### Required work
The answer must be every line of the data that holds the word "Phelan".

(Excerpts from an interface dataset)
━━━━━━
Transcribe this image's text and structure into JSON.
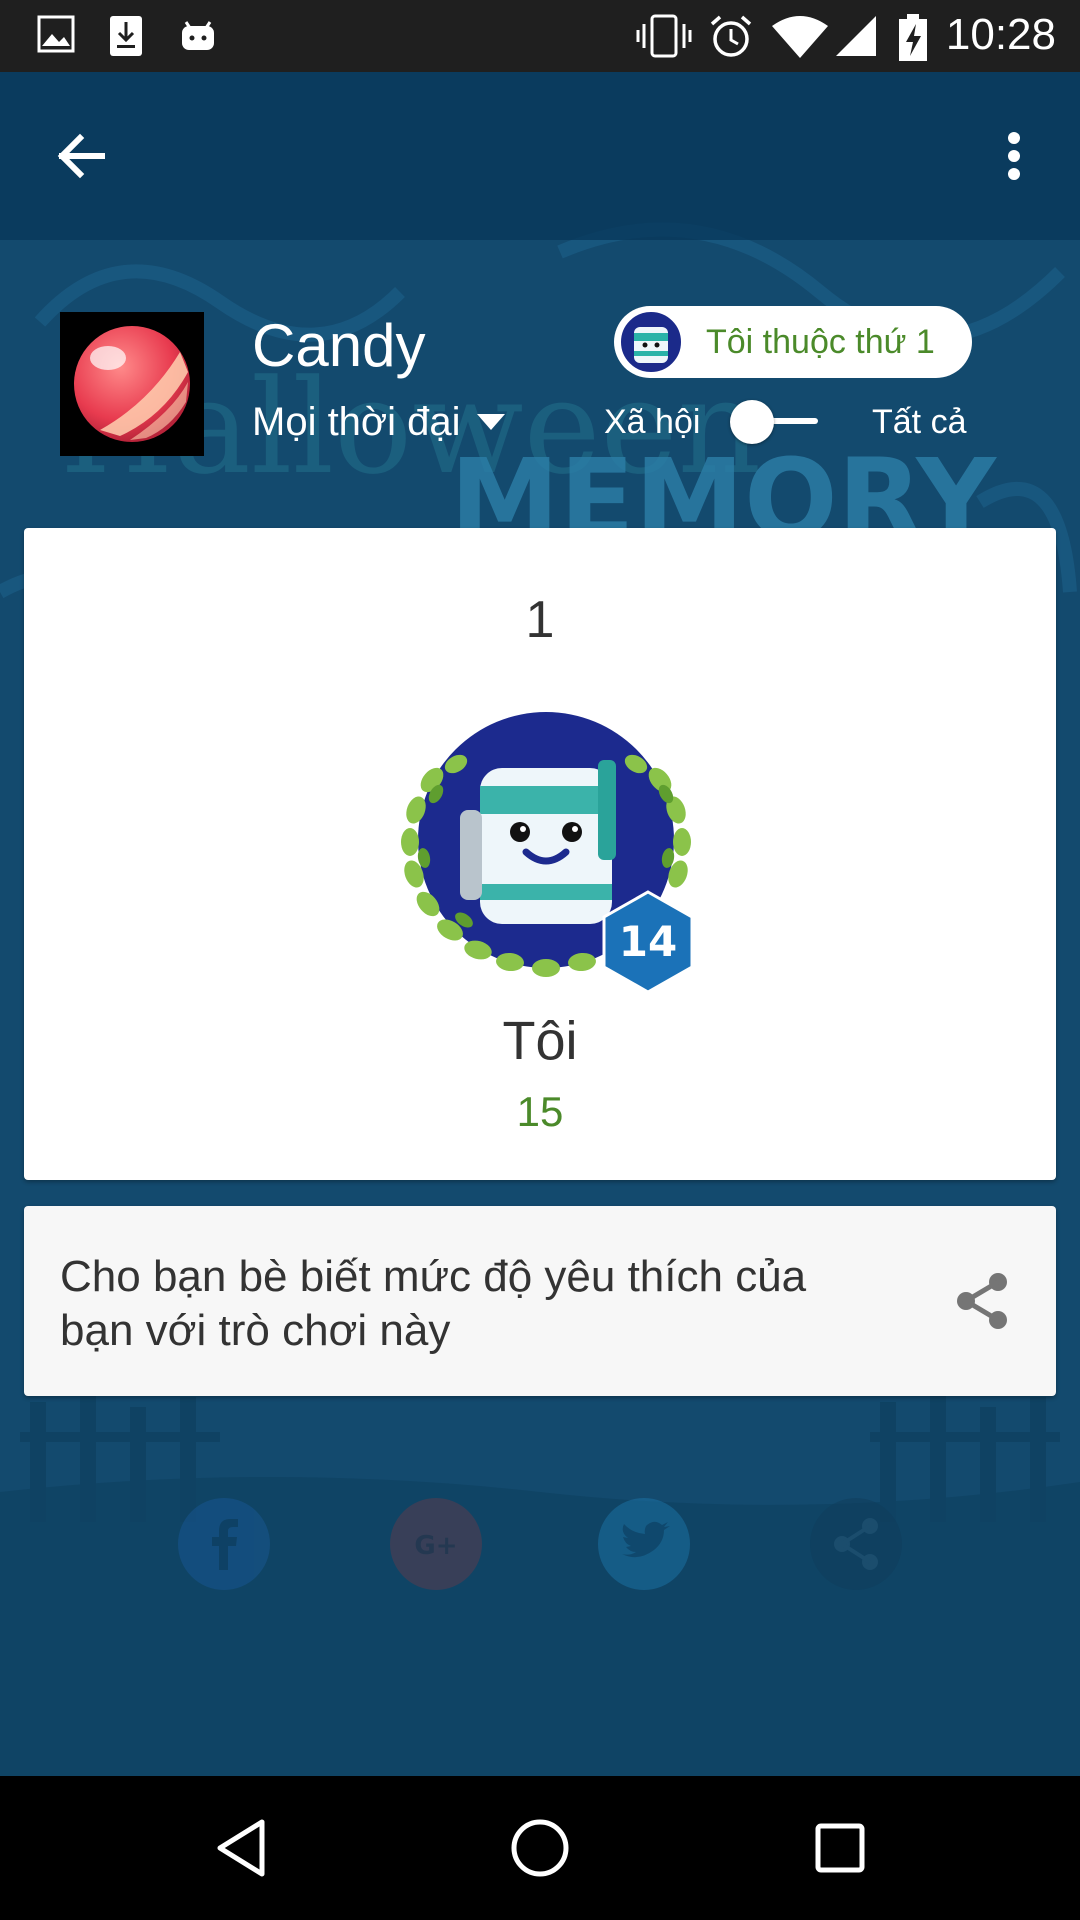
{
  "status_bar": {
    "time": "10:28",
    "left_icons": [
      "image-icon",
      "download-icon",
      "android-icon"
    ],
    "right_icons": [
      "vibrate-icon",
      "alarm-icon",
      "wifi-icon",
      "signal-icon",
      "battery-charging-icon"
    ]
  },
  "toolbar": {
    "back_icon": "arrow-back-icon",
    "menu_icon": "more-vert-icon"
  },
  "header": {
    "game_title": "Candy",
    "time_filter": "Mọi thời đại",
    "rank_pill": "Tôi thuộc thứ 1",
    "scope_left": "Xã hội",
    "scope_right": "Tất cả",
    "scope_switch_on": false
  },
  "rank_card": {
    "rank": "1",
    "level": "14",
    "player_name": "Tôi",
    "score": "15"
  },
  "share_card": {
    "text": "Cho bạn bè biết mức độ yêu thích của bạn với trò chơi này",
    "icon": "share-icon"
  },
  "background_social": {
    "items": [
      "facebook-icon",
      "google-plus-icon",
      "twitter-icon",
      "share-icon"
    ]
  },
  "colors": {
    "background": "#134a6e",
    "toolbar": "#08375a",
    "score_green": "#4b8a2a",
    "level_badge": "#1b72b8"
  },
  "nav_bar": {
    "icons": [
      "nav-back-icon",
      "nav-home-icon",
      "nav-recents-icon"
    ]
  }
}
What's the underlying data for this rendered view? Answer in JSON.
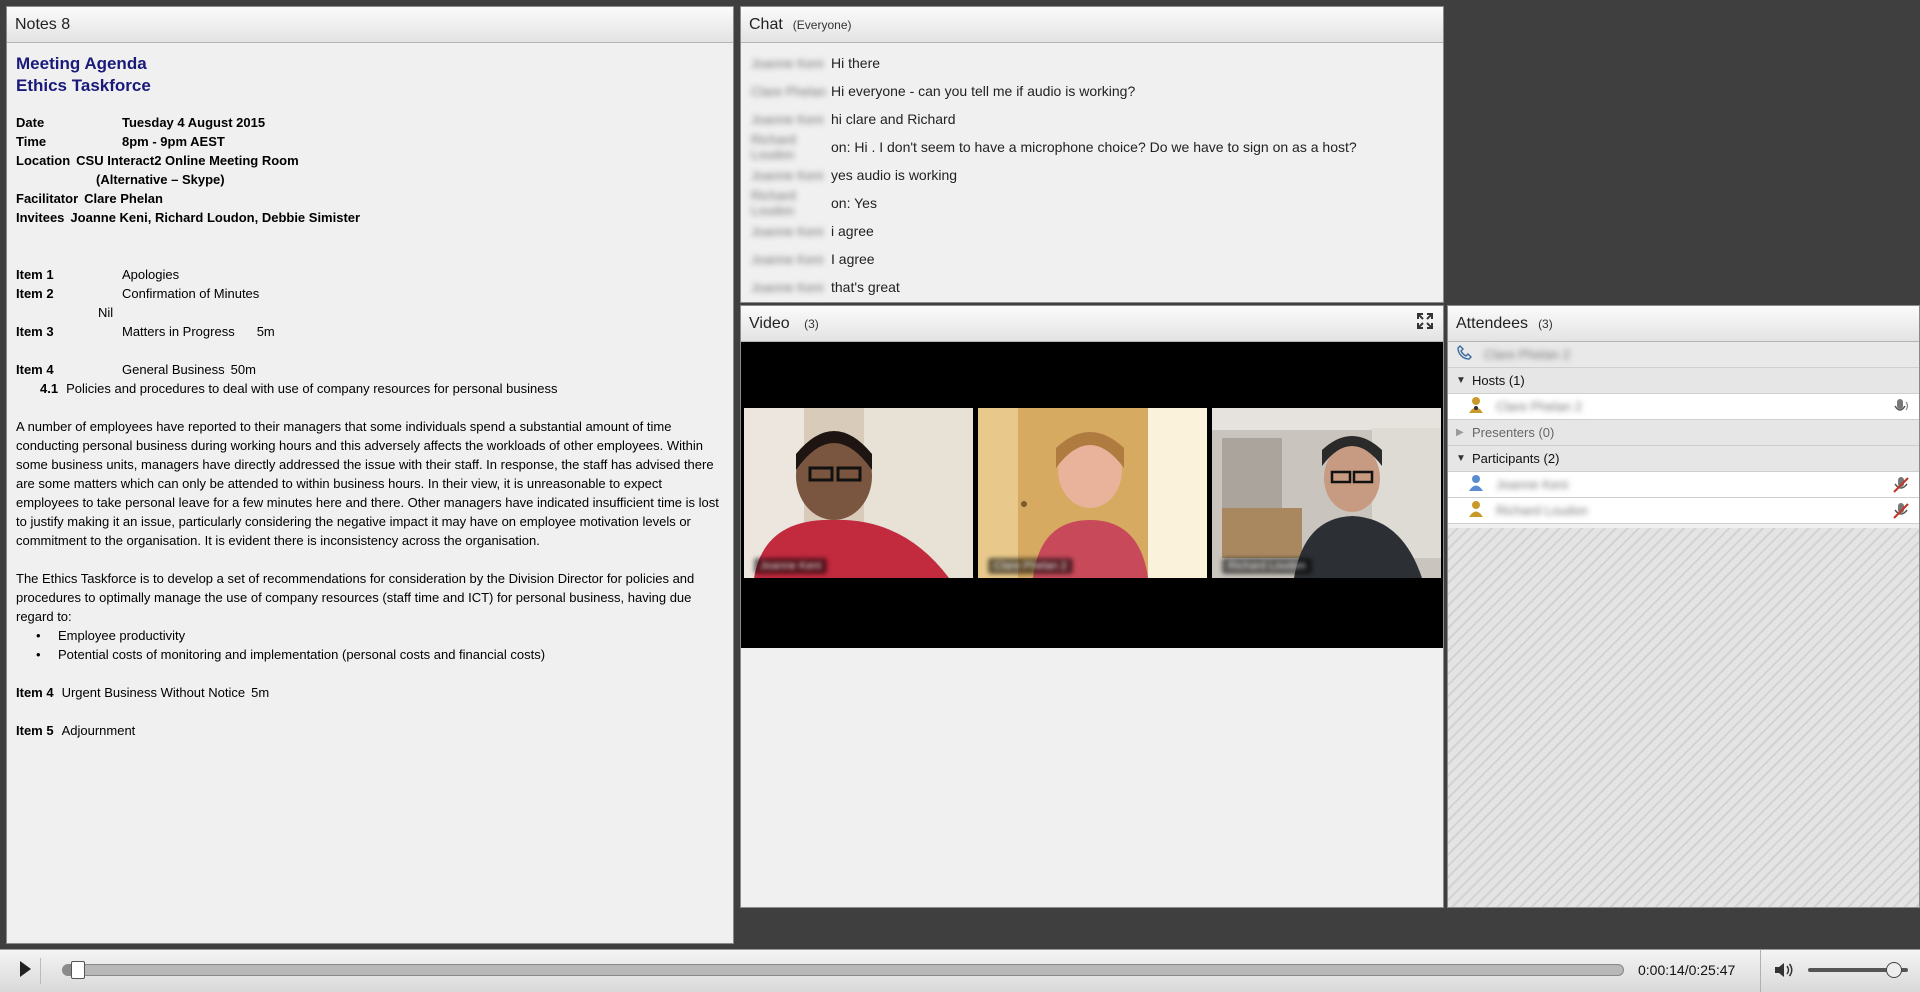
{
  "notes": {
    "title": "Notes 8",
    "heading1": "Meeting Agenda",
    "heading2": "Ethics Taskforce",
    "info": [
      {
        "key": "Date",
        "value": "Tuesday 4 August 2015",
        "indent": true
      },
      {
        "key": "Time",
        "value": "8pm - 9pm AEST",
        "indent": true
      },
      {
        "key": "Location",
        "value": "CSU Interact2 Online Meeting Room",
        "indent": false
      },
      {
        "key": "",
        "value": "(Alternative – Skype)",
        "indent": false
      },
      {
        "key": "Facilitator",
        "value": "Clare Phelan",
        "indent": false
      },
      {
        "key": "Invitees",
        "value": "Joanne Keni, Richard Loudon, Debbie Simister",
        "indent": false
      }
    ],
    "item1_key": "Item 1",
    "item1_text": "Apologies",
    "item2_key": "Item 2",
    "item2_text": "Confirmation of Minutes",
    "item2_sub": "Nil",
    "item3_key": "Item 3",
    "item3_text": "Matters in Progress",
    "item3_time": "5m",
    "item4_key": "Item 4",
    "item4_text": "General Business",
    "item4_time": "50m",
    "item41_num": "4.1",
    "item41_text": "Policies and procedures to deal with use of company resources for personal business",
    "para1": "A number of employees have reported to their managers that some individuals spend a substantial amount of time conducting personal business during working hours and this adversely affects the workloads of other employees. Within some business units, managers have directly addressed the issue with their staff. In response, the staff has advised there are some matters which can only be attended to within business hours. In their view, it is unreasonable to expect employees to take personal leave for a few minutes here and there. Other managers have indicated insufficient time is lost to justify making it an issue, particularly considering the negative impact it may have on employee motivation levels or commitment to the organisation. It is evident there is inconsistency across the organisation.",
    "para2": "The Ethics Taskforce is to develop a set of recommendations for consideration by the Division Director for policies and procedures to optimally manage the use of company resources (staff time and ICT) for personal business, having due regard to:",
    "bullet1": "Employee productivity",
    "bullet2": "Potential costs of monitoring and implementation (personal costs and financial costs)",
    "item4b_key": "Item 4",
    "item4b_text": "Urgent Business Without Notice",
    "item4b_time": "5m",
    "item5_key": "Item 5",
    "item5_text": "Adjournment"
  },
  "chat": {
    "title": "Chat",
    "scope": "(Everyone)",
    "messages": [
      {
        "name": "Joanne Keni",
        "text": "Hi there"
      },
      {
        "name": "Clare Phelan",
        "text": "Hi everyone - can you tell me if audio is working?"
      },
      {
        "name": "Joanne Keni",
        "text": "hi clare and Richard"
      },
      {
        "name": "Richard Loudon",
        "text": "on: Hi . I don't seem to have a microphone choice? Do we have to sign on as a host?"
      },
      {
        "name": "Joanne Keni",
        "text": "yes audio is working"
      },
      {
        "name": "Richard Loudon",
        "text": "on: Yes"
      },
      {
        "name": "Joanne Keni",
        "text": "i agree"
      },
      {
        "name": "Joanne Keni",
        "text": "I agree"
      },
      {
        "name": "Joanne Keni",
        "text": "that's great"
      }
    ]
  },
  "video": {
    "title": "Video",
    "count": "(3)",
    "tiles": [
      {
        "name": "Joanne Keni",
        "bg": "#c9b7a2"
      },
      {
        "name": "Clare Phelan 2",
        "bg": "#c8a05a"
      },
      {
        "name": "Richard Loudon",
        "bg": "#9b9590"
      }
    ]
  },
  "attendees": {
    "title": "Attendees",
    "count": "(3)",
    "phone_user": "Clare Phelan 2",
    "hosts_label": "Hosts (1)",
    "host_name": "Clare Phelan 2",
    "presenters_label": "Presenters (0)",
    "participants_label": "Participants (2)",
    "participants": [
      {
        "name": "Joanne Keni"
      },
      {
        "name": "Richard Loudon"
      }
    ]
  },
  "playback": {
    "time": "0:00:14/0:25:47",
    "progress_fraction": 0.009,
    "volume_fraction": 0.85
  },
  "colors": {
    "heading": "#1a1a7a",
    "user_icon": "#c79a2a",
    "participant_icon": "#5a8ccf",
    "mic_muted": "#c0392b"
  }
}
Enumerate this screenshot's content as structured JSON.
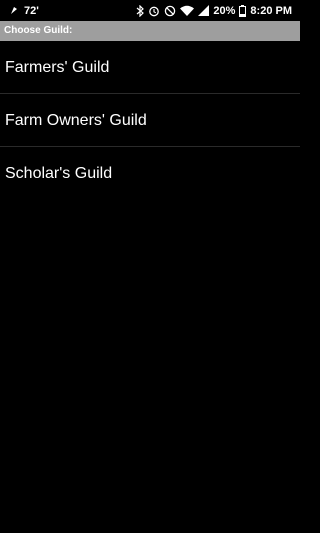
{
  "status_bar": {
    "temperature": "72'",
    "battery_percent": "20%",
    "time": "8:20 PM",
    "icons": [
      "notification-icon",
      "bluetooth-icon",
      "alarm-icon",
      "do-not-disturb-icon",
      "wifi-icon",
      "signal-icon",
      "battery-icon"
    ]
  },
  "dialog": {
    "title": "Choose Guild:",
    "header_color": "#9e9e9e"
  },
  "guilds": [
    {
      "label": "Farmers' Guild"
    },
    {
      "label": "Farm Owners' Guild"
    },
    {
      "label": "Scholar's Guild"
    }
  ]
}
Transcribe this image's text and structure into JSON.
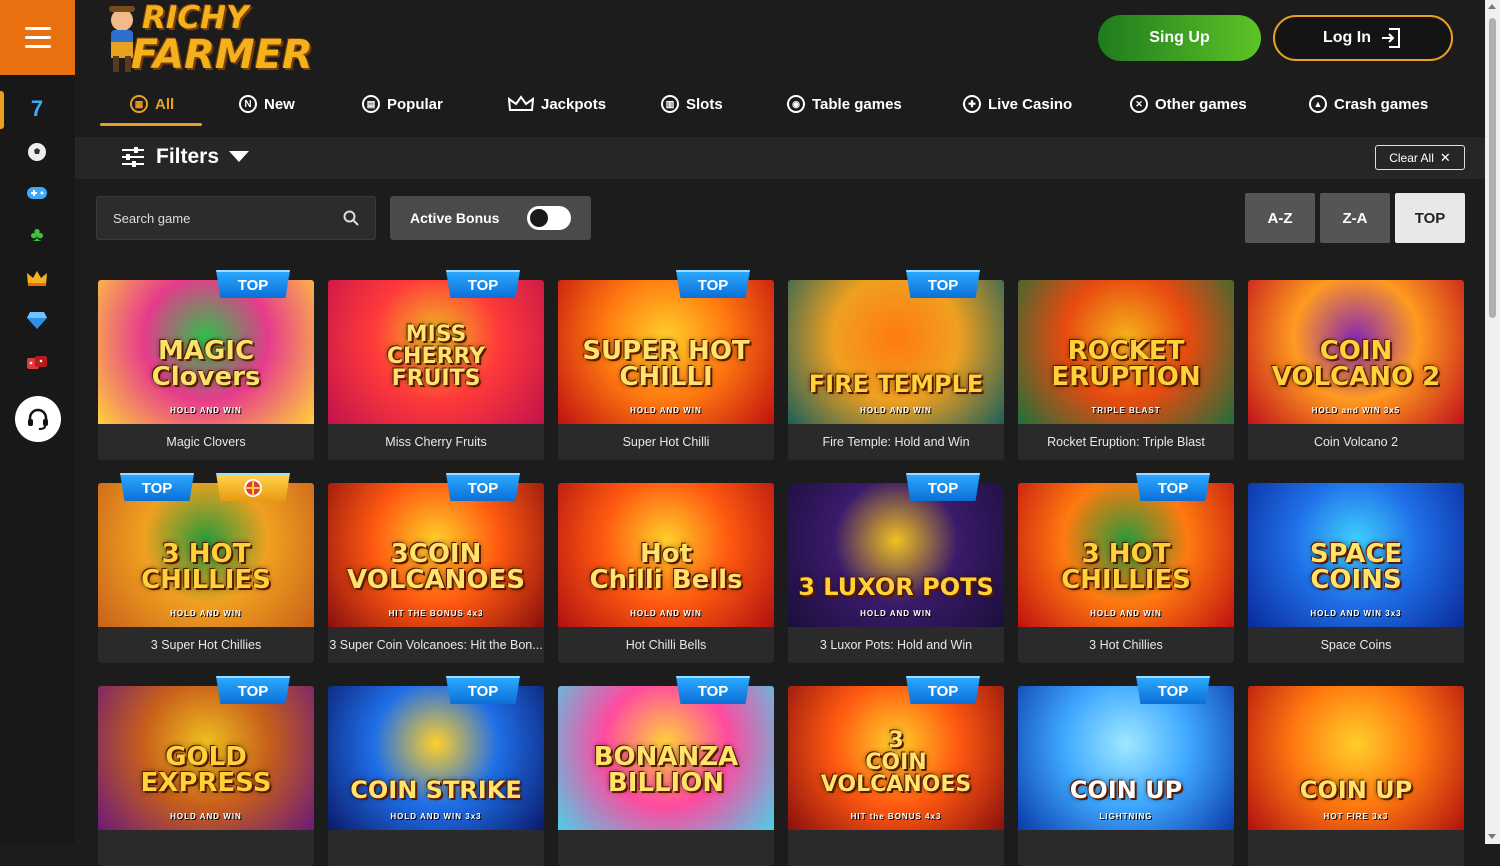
{
  "header": {
    "logo_top": "RICHY",
    "logo_bottom": "FARMER",
    "signup_label": "Sing Up",
    "login_label": "Log In"
  },
  "sidebar": {
    "icons": [
      "seven-icon",
      "soccer-ball-icon",
      "gamepad-icon",
      "clover-icon",
      "crown-icon",
      "diamond-icon",
      "dice-icon"
    ],
    "support_icon": "headset-icon"
  },
  "tabs": [
    {
      "label": "All",
      "active": true
    },
    {
      "label": "New",
      "active": false
    },
    {
      "label": "Popular",
      "active": false
    },
    {
      "label": "Jackpots",
      "active": false
    },
    {
      "label": "Slots",
      "active": false
    },
    {
      "label": "Table games",
      "active": false
    },
    {
      "label": "Live Casino",
      "active": false
    },
    {
      "label": "Other games",
      "active": false
    },
    {
      "label": "Crash games",
      "active": false
    }
  ],
  "filters": {
    "label": "Filters",
    "clear_label": "Clear All"
  },
  "search": {
    "placeholder": "Search game"
  },
  "bonus": {
    "label": "Active Bonus",
    "on": false
  },
  "sort": [
    {
      "label": "A-Z",
      "active": false
    },
    {
      "label": "Z-A",
      "active": false
    },
    {
      "label": "TOP",
      "active": true
    }
  ],
  "games": [
    {
      "name": "Magic Clovers",
      "thumb_title": "MAGIC\nClovers",
      "thumb_sub": "HOLD AND WIN",
      "badge": "TOP"
    },
    {
      "name": "Miss Cherry Fruits",
      "thumb_title": "MISS\nCHERRY\nFRUITS",
      "thumb_sub": "",
      "badge": "TOP"
    },
    {
      "name": "Super Hot Chilli",
      "thumb_title": "SUPER HOT\nCHILLI",
      "thumb_sub": "HOLD AND WIN",
      "badge": "TOP"
    },
    {
      "name": "Fire Temple: Hold and Win",
      "thumb_title": "FIRE TEMPLE",
      "thumb_sub": "HOLD AND WIN",
      "badge": "TOP"
    },
    {
      "name": "Rocket Eruption: Triple Blast",
      "thumb_title": "ROCKET\nERUPTION",
      "thumb_sub": "TRIPLE BLAST",
      "badge": ""
    },
    {
      "name": "Coin Volcano 2",
      "thumb_title": "COIN\nVOLCANO 2",
      "thumb_sub": "HOLD and WIN 3x5",
      "badge": ""
    },
    {
      "name": "3 Super Hot Chillies",
      "thumb_title": "3 HOT\nCHILLIES",
      "thumb_sub": "HOLD AND WIN",
      "badge": "TOP"
    },
    {
      "name": "3 Super Coin Volcanoes: Hit the Bon...",
      "thumb_title": "3COIN\nVOLCANOES",
      "thumb_sub": "HIT THE BONUS 4x3",
      "badge": "TOP"
    },
    {
      "name": "Hot Chilli Bells",
      "thumb_title": "Hot\nChilli Bells",
      "thumb_sub": "HOLD AND WIN",
      "badge": ""
    },
    {
      "name": "3 Luxor Pots: Hold and Win",
      "thumb_title": "3 LUXOR POTS",
      "thumb_sub": "HOLD AND WIN",
      "badge": "TOP"
    },
    {
      "name": "3 Hot Chillies",
      "thumb_title": "3 HOT\nCHILLIES",
      "thumb_sub": "HOLD AND WIN",
      "badge": "TOP"
    },
    {
      "name": "Space Coins",
      "thumb_title": "SPACE\nCOINS",
      "thumb_sub": "HOLD AND WIN 3x3",
      "badge": ""
    },
    {
      "name": "",
      "thumb_title": "GOLD\nEXPRESS",
      "thumb_sub": "HOLD AND WIN",
      "badge": "TOP"
    },
    {
      "name": "",
      "thumb_title": "COIN STRIKE",
      "thumb_sub": "HOLD AND WIN 3x3",
      "badge": "TOP"
    },
    {
      "name": "",
      "thumb_title": "BONANZA\nBILLION",
      "thumb_sub": "",
      "badge": "TOP"
    },
    {
      "name": "",
      "thumb_title": "3\nCOIN\nVOLCANOES",
      "thumb_sub": "HIT the BONUS 4x3",
      "badge": "TOP"
    },
    {
      "name": "",
      "thumb_title": "COIN UP",
      "thumb_sub": "LIGHTNING",
      "badge": "TOP"
    },
    {
      "name": "",
      "thumb_title": "COIN UP",
      "thumb_sub": "HOT FIRE 3x3",
      "badge": ""
    }
  ]
}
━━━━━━
### The completed task
        "value": "Clare Phelan",
        "name": "Clare Phelan",
        "name": "Clare Phelan 2",
    "phone_user": "Clare Phelan 2",
    "host_name": "Clare Phelan 2",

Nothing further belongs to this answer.